What you have to do
In your reply, write out the records exactly, each line intact.

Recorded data
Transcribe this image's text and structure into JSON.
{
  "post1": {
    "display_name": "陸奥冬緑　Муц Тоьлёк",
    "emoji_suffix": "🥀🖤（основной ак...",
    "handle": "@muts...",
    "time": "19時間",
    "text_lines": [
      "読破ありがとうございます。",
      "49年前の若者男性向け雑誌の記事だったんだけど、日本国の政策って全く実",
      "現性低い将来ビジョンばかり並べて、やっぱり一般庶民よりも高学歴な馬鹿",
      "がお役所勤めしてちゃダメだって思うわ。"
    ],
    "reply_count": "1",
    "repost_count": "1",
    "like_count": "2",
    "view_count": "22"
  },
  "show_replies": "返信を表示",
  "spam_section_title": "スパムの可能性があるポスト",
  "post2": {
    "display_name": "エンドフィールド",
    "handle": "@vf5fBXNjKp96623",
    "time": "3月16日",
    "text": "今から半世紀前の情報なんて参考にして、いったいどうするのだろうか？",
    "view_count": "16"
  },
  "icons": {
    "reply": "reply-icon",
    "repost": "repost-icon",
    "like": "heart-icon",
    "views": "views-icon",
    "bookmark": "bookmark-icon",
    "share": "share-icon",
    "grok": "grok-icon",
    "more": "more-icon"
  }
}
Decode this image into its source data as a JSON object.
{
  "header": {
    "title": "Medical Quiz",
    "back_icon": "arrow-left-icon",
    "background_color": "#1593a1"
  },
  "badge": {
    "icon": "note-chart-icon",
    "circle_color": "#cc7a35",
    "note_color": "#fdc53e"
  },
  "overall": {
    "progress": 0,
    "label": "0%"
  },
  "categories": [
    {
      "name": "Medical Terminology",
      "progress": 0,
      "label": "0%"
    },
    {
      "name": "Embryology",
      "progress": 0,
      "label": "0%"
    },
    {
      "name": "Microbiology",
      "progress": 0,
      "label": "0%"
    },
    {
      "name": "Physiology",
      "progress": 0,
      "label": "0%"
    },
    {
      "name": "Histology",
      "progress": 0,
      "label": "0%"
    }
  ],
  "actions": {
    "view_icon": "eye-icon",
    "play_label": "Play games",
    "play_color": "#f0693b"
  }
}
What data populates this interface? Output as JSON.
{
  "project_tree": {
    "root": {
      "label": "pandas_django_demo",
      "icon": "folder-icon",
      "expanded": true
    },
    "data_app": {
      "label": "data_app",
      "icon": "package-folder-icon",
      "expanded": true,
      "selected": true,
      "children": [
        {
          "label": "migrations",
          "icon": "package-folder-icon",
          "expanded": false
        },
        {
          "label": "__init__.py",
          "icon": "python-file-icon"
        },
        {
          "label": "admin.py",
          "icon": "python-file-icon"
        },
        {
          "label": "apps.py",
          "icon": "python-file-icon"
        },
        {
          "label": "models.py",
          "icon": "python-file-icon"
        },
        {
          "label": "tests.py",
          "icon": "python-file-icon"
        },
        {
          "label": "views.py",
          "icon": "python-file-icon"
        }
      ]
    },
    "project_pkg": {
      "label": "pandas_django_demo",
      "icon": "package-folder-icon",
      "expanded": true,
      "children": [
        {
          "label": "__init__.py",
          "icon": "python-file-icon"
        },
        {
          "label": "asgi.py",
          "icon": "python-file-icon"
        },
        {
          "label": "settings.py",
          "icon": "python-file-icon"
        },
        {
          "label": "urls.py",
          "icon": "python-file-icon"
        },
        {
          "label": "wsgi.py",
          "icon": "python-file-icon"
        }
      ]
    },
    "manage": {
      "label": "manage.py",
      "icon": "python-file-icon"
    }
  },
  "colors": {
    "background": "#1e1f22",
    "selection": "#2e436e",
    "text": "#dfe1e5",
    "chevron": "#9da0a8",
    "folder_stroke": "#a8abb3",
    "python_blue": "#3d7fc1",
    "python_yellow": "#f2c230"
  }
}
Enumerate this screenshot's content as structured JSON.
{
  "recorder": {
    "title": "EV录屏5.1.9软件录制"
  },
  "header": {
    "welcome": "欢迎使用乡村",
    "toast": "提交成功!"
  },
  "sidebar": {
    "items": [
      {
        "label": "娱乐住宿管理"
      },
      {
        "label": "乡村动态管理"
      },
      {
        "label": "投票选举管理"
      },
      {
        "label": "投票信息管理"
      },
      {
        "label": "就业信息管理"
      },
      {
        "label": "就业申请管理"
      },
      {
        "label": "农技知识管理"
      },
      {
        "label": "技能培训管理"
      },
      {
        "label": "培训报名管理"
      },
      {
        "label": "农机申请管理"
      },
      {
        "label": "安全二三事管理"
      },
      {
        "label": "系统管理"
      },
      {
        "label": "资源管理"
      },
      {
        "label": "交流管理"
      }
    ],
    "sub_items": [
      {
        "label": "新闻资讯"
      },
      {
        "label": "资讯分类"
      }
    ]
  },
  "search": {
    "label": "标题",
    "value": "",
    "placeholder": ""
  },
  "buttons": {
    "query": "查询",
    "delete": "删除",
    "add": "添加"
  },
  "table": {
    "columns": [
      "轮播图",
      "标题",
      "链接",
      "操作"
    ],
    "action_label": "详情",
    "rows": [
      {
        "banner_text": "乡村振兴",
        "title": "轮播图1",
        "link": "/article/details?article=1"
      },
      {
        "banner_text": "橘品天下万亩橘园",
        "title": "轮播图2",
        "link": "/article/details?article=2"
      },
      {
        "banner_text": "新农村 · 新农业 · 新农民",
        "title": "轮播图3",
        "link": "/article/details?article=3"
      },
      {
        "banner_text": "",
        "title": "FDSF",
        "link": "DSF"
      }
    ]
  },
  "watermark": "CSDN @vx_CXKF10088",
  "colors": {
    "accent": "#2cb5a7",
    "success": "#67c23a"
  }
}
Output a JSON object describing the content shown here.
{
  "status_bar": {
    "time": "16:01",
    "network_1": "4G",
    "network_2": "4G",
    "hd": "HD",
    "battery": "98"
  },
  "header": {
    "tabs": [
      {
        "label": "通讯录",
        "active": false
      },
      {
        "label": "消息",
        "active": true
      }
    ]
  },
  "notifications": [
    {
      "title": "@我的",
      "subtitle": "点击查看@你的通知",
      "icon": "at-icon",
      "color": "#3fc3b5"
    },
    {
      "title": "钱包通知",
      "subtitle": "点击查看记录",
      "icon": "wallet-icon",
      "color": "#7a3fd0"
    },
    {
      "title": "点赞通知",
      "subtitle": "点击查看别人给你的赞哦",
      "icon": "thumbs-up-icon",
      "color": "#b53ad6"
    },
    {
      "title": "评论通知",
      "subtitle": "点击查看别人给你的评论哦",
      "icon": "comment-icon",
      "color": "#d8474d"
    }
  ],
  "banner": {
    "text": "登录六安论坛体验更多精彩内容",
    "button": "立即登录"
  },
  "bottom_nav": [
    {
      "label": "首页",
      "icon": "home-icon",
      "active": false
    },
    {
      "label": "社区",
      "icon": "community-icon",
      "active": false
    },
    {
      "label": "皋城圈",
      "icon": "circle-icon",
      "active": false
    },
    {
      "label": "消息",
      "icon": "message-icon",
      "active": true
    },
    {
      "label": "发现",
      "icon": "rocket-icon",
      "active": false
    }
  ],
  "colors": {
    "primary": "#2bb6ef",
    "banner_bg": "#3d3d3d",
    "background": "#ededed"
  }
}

Solved exercise
Transcribe this image's text and structure into JSON.
{
  "post1": {
    "display_name": "陸奥冬緑　Муц Тоьлёк",
    "emoji_suffix": "🥀🖤（основной ак...",
    "handle": "@muts...",
    "time": "19時間",
    "text_lines": [
      "読破ありがとうございます。",
      "49年前の若者男性向け雑誌の記事だったんだけど、日本国の政策って全く実",
      "現性低い将来ビジョンばかり並べて、やっぱり一般庶民よりも高学歴な馬鹿",
      "がお役所勤めしてちゃダメだって思うわ。"
    ],
    "reply_count": "1",
    "repost_count": "1",
    "like_count": "2",
    "view_count": "22"
  },
  "show_replies": "返信を表示",
  "spam_section_title": "スパムの可能性があるポスト",
  "post2": {
    "display_name": "エンドフィールド",
    "handle": "@vf5fBXNjKp96623",
    "time": "3月16日",
    "text": "今から半世紀前の情報なんて参考にして、いったいどうするのだろうか？",
    "view_count": "16"
  },
  "icons": {
    "reply": "reply-icon",
    "repost": "repost-icon",
    "like": "heart-icon",
    "views": "views-icon",
    "bookmark": "bookmark-icon",
    "share": "share-icon",
    "grok": "grok-icon",
    "more": "more-icon"
  }
}
Decode this image into its source data as a JSON object.
{
  "header": {
    "title": "Medical Quiz",
    "back_icon": "arrow-left-icon",
    "background_color": "#1593a1"
  },
  "badge": {
    "icon": "note-chart-icon",
    "circle_color": "#cc7a35",
    "note_color": "#fdc53e"
  },
  "overall": {
    "progress": 0,
    "label": "0%"
  },
  "categories": [
    {
      "name": "Medical Terminology",
      "progress": 0,
      "label": "0%"
    },
    {
      "name": "Embryology",
      "progress": 0,
      "label": "0%"
    },
    {
      "name": "Microbiology",
      "progress": 0,
      "label": "0%"
    },
    {
      "name": "Physiology",
      "progress": 0,
      "label": "0%"
    },
    {
      "name": "Histology",
      "progress": 0,
      "label": "0%"
    }
  ],
  "actions": {
    "view_icon": "eye-icon",
    "play_label": "Play games",
    "play_color": "#f0693b"
  }
}
What data populates this interface? Output as JSON.
{
  "project_tree": {
    "root": {
      "label": "pandas_django_demo",
      "icon": "folder-icon",
      "expanded": true
    },
    "data_app": {
      "label": "data_app",
      "icon": "package-folder-icon",
      "expanded": true,
      "selected": true,
      "children": [
        {
          "label": "migrations",
          "icon": "package-folder-icon",
          "expanded": false
        },
        {
          "label": "__init__.py",
          "icon": "python-file-icon"
        },
        {
          "label": "admin.py",
          "icon": "python-file-icon"
        },
        {
          "label": "apps.py",
          "icon": "python-file-icon"
        },
        {
          "label": "models.py",
          "icon": "python-file-icon"
        },
        {
          "label": "tests.py",
          "icon": "python-file-icon"
        },
        {
          "label": "views.py",
          "icon": "python-file-icon"
        }
      ]
    },
    "project_pkg": {
      "label": "pandas_django_demo",
      "icon": "package-folder-icon",
      "expanded": true,
      "children": [
        {
          "label": "__init__.py",
          "icon": "python-file-icon"
        },
        {
          "label": "asgi.py",
          "icon": "python-file-icon"
        },
        {
          "label": "settings.py",
          "icon": "python-file-icon"
        },
        {
          "label": "urls.py",
          "icon": "python-file-icon"
        },
        {
          "label": "wsgi.py",
          "icon": "python-file-icon"
        }
      ]
    },
    "manage": {
      "label": "manage.py",
      "icon": "python-file-icon"
    }
  },
  "colors": {
    "background": "#1e1f22",
    "selection": "#2e436e",
    "text": "#dfe1e5",
    "chevron": "#9da0a8",
    "folder_stroke": "#a8abb3",
    "python_blue": "#3d7fc1",
    "python_yellow": "#f2c230"
  }
}
Enumerate this screenshot's content as structured JSON.
{
  "recorder": {
    "title": "EV录屏5.1.9软件录制"
  },
  "header": {
    "welcome": "欢迎使用乡村",
    "toast": "提交成功!"
  },
  "sidebar": {
    "items": [
      {
        "label": "娱乐住宿管理"
      },
      {
        "label": "乡村动态管理"
      },
      {
        "label": "投票选举管理"
      },
      {
        "label": "投票信息管理"
      },
      {
        "label": "就业信息管理"
      },
      {
        "label": "就业申请管理"
      },
      {
        "label": "农技知识管理"
      },
      {
        "label": "技能培训管理"
      },
      {
        "label": "培训报名管理"
      },
      {
        "label": "农机申请管理"
      },
      {
        "label": "安全二三事管理"
      },
      {
        "label": "系统管理"
      },
      {
        "label": "资源管理"
      },
      {
        "label": "交流管理"
      }
    ],
    "sub_items": [
      {
        "label": "新闻资讯"
      },
      {
        "label": "资讯分类"
      }
    ]
  },
  "search": {
    "label": "标题",
    "value": "",
    "placeholder": ""
  },
  "buttons": {
    "query": "查询",
    "delete": "删除",
    "add": "添加"
  },
  "table": {
    "columns": [
      "轮播图",
      "标题",
      "链接",
      "操作"
    ],
    "action_label": "详情",
    "rows": [
      {
        "banner_text": "乡村振兴",
        "title": "轮播图1",
        "link": "/article/details?article=1"
      },
      {
        "banner_text": "橘品天下万亩橘园",
        "title": "轮播图2",
        "link": "/article/details?article=2"
      },
      {
        "banner_text": "新农村 · 新农业 · 新农民",
        "title": "轮播图3",
        "link": "/article/details?article=3"
      },
      {
        "banner_text": "",
        "title": "FDSF",
        "link": "DSF"
      }
    ]
  },
  "watermark": "CSDN @vx_CXKF10088",
  "colors": {
    "accent": "#2cb5a7",
    "success": "#67c23a"
  }
}
Output a JSON object describing the content shown here.
{
  "status_bar": {
    "time": "16:01",
    "network_1": "4G",
    "network_2": "4G",
    "hd": "HD",
    "battery": "98"
  },
  "header": {
    "tabs": [
      {
        "label": "通讯录",
        "active": false
      },
      {
        "label": "消息",
        "active": true
      }
    ]
  },
  "notifications": [
    {
      "title": "@我的",
      "subtitle": "点击查看@你的通知",
      "icon": "at-icon",
      "color": "#3fc3b5"
    },
    {
      "title": "钱包通知",
      "subtitle": "点击查看记录",
      "icon": "wallet-icon",
      "color": "#7a3fd0"
    },
    {
      "title": "点赞通知",
      "subtitle": "点击查看别人给你的赞哦",
      "icon": "thumbs-up-icon",
      "color": "#b53ad6"
    },
    {
      "title": "评论通知",
      "subtitle": "点击查看别人给你的评论哦",
      "icon": "comment-icon",
      "color": "#d8474d"
    }
  ],
  "banner": {
    "text": "登录六安论坛体验更多精彩内容",
    "button": "立即登录"
  },
  "bottom_nav": [
    {
      "label": "首页",
      "icon": "home-icon",
      "active": false
    },
    {
      "label": "社区",
      "icon": "community-icon",
      "active": false
    },
    {
      "label": "皋城圈",
      "icon": "circle-icon",
      "active": false
    },
    {
      "label": "消息",
      "icon": "message-icon",
      "active": true
    },
    {
      "label": "发现",
      "icon": "rocket-icon",
      "active": false
    }
  ],
  "colors": {
    "primary": "#2bb6ef",
    "banner_bg": "#3d3d3d",
    "background": "#ededed"
  }
}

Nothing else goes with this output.